“Zhamanak” says that in announcing its preparations for a dialogue with the Armenian authorities on Tuesday the opposition Armenian National Congress (HAK) remained one step ahead of them. The pro-HAK paper says the authorities still feel that any gesture to the HAK would damage their prestige.
“Chorrord Inknishkhanutyun” also sees the HAK gaining a “position advantage” over the government camp. “Further developments could unfold under two scenarios,” writes the pro-HAK daily. “Either negotiations on pre-term elections end in success and precipitate regime change, or they fail and every rally held by the Congress becomes more powerful than the previous one.” It claims that the HAK will therefore get stronger in any case.
“Yerkir” says that attendance at Tuesday’s HAK rally in Yerevan was visibly weaker and that HAK leader Levon Ter-Petrosian once again showed that “wishful thinking is more important for him than reality.” “Basing all analyses on a desired imagination, rather than reality, is a matter of technique. And Ter-Petrosian does have that knack,” comments the paper linked with the Armenian Revolutionary Federation (Dashnaktsutyun).
“Hayots Ashkhar” brands HAK leaders as “neo-Bolsheviks” and claims that their speeches are becoming “more and more aggressive.” The pro-presidential paper say they are blackmailing the government with their demands for fresh elections.

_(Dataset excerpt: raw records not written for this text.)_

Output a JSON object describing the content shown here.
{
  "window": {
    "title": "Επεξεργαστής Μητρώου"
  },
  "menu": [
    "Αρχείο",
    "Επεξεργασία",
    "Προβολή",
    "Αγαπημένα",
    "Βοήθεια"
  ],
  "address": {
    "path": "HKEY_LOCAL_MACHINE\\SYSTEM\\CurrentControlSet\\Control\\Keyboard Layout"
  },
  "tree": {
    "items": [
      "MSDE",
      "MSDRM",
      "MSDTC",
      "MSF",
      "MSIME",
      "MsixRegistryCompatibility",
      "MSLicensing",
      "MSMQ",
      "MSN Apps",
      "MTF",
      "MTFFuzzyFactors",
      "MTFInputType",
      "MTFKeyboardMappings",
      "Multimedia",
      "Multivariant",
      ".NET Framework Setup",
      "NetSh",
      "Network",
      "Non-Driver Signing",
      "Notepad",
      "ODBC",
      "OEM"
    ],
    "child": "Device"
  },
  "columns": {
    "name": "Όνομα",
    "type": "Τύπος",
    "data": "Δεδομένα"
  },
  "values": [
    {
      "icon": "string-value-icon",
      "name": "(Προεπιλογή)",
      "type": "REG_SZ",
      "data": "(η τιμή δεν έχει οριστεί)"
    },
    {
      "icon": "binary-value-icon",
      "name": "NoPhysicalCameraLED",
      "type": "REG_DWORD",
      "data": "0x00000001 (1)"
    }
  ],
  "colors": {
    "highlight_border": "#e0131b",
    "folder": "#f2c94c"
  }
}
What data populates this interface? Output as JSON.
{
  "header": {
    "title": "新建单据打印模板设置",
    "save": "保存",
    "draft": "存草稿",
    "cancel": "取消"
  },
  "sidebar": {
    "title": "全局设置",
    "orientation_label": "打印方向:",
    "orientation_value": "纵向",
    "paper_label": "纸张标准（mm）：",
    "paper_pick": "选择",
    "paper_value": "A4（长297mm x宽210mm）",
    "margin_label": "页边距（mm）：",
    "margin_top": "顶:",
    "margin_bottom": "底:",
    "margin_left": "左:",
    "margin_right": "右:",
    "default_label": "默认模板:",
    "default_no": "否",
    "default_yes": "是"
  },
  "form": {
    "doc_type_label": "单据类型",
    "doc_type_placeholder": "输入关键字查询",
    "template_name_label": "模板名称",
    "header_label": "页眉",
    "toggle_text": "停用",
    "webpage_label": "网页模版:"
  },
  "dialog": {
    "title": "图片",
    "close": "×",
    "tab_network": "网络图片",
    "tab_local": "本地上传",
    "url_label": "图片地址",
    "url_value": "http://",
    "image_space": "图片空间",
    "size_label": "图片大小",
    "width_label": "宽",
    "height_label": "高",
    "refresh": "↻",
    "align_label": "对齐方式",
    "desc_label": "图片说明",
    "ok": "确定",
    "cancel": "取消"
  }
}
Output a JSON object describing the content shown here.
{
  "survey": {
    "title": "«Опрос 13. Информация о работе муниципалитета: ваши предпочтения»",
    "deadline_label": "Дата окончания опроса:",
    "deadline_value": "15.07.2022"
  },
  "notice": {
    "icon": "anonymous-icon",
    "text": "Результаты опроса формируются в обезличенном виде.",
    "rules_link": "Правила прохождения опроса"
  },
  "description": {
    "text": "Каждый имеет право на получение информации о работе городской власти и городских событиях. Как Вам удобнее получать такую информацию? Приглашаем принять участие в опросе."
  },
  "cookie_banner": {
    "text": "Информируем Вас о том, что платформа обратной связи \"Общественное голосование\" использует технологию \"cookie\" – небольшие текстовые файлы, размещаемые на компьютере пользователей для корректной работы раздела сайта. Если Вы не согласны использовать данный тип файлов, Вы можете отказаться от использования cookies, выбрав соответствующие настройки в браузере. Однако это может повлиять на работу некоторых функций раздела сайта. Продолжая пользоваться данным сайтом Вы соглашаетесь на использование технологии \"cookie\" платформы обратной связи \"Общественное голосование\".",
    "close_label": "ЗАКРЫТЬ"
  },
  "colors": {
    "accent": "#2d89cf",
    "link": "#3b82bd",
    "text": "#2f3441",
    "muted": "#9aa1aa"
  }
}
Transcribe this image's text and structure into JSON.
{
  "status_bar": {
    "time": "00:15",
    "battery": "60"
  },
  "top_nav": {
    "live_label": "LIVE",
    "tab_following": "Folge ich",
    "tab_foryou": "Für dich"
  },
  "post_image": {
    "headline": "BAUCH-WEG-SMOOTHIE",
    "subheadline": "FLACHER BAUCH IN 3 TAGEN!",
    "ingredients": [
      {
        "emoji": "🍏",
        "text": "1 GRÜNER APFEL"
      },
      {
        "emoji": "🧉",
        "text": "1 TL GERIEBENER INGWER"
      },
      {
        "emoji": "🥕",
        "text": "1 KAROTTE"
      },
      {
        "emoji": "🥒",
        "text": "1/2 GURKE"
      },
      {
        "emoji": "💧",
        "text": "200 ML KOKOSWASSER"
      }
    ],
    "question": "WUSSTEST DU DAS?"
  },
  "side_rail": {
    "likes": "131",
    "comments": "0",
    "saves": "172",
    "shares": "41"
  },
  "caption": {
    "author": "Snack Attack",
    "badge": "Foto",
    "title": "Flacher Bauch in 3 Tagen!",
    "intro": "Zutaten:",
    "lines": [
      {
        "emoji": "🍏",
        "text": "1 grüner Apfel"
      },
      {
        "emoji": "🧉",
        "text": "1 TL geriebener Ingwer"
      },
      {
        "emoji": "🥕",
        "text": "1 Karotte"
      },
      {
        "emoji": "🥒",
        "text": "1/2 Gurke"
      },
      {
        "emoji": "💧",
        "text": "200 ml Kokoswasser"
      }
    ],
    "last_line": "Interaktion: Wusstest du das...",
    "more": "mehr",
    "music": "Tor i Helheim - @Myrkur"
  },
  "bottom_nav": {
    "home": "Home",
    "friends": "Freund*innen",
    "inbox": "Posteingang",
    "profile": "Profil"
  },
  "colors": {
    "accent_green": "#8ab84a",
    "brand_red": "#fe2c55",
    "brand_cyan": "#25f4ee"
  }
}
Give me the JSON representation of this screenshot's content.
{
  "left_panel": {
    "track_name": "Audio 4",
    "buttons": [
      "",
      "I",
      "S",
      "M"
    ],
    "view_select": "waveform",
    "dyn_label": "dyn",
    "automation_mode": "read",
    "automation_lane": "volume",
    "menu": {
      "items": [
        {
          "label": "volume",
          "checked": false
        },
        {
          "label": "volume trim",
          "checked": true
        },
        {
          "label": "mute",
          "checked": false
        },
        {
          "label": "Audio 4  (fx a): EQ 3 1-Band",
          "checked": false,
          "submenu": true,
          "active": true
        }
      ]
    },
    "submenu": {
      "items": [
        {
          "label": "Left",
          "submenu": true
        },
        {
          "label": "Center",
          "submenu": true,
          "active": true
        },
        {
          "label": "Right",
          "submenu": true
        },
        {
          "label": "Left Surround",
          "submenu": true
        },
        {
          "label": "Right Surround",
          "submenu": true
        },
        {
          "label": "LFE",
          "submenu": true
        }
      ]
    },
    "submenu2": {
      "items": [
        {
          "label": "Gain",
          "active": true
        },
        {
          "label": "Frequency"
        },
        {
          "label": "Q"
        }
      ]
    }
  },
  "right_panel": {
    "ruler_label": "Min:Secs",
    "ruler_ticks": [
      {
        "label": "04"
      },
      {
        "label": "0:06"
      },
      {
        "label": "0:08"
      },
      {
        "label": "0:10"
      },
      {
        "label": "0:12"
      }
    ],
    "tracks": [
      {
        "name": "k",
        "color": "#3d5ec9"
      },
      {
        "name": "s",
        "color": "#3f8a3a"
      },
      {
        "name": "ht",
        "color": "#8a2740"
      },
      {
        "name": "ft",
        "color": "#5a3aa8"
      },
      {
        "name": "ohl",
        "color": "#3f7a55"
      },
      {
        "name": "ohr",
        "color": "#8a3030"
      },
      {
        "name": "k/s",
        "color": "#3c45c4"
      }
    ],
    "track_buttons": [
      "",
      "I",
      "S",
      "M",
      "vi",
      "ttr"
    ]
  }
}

“Deep down, a demonstrator realizes that there is no guarantee that those coming to power through a revolution will be better rulers and substantially differ from the current ones,” writes “Hraparak.” “But he wants to punish [the current government] for stealing his votes, ignoring his will, denigrating him and condemning him to a poor and humiliating life. To punish, kick out and go home with a sense of satisfaction. Who can blame a rebellious and revolutionary person? He is always just and right.”
“Consumer prices are again rising, albeit more slowly,” “Kapital” reports, presenting the latest official data on consumer price inflation in Armenia. It shows consumer prices rising by an average of 0.4 percent in May. They were up by 9 percent from the May 2010 level. According to the business daily, the increased cost of imported fuel was a major factor behind this inflation rate.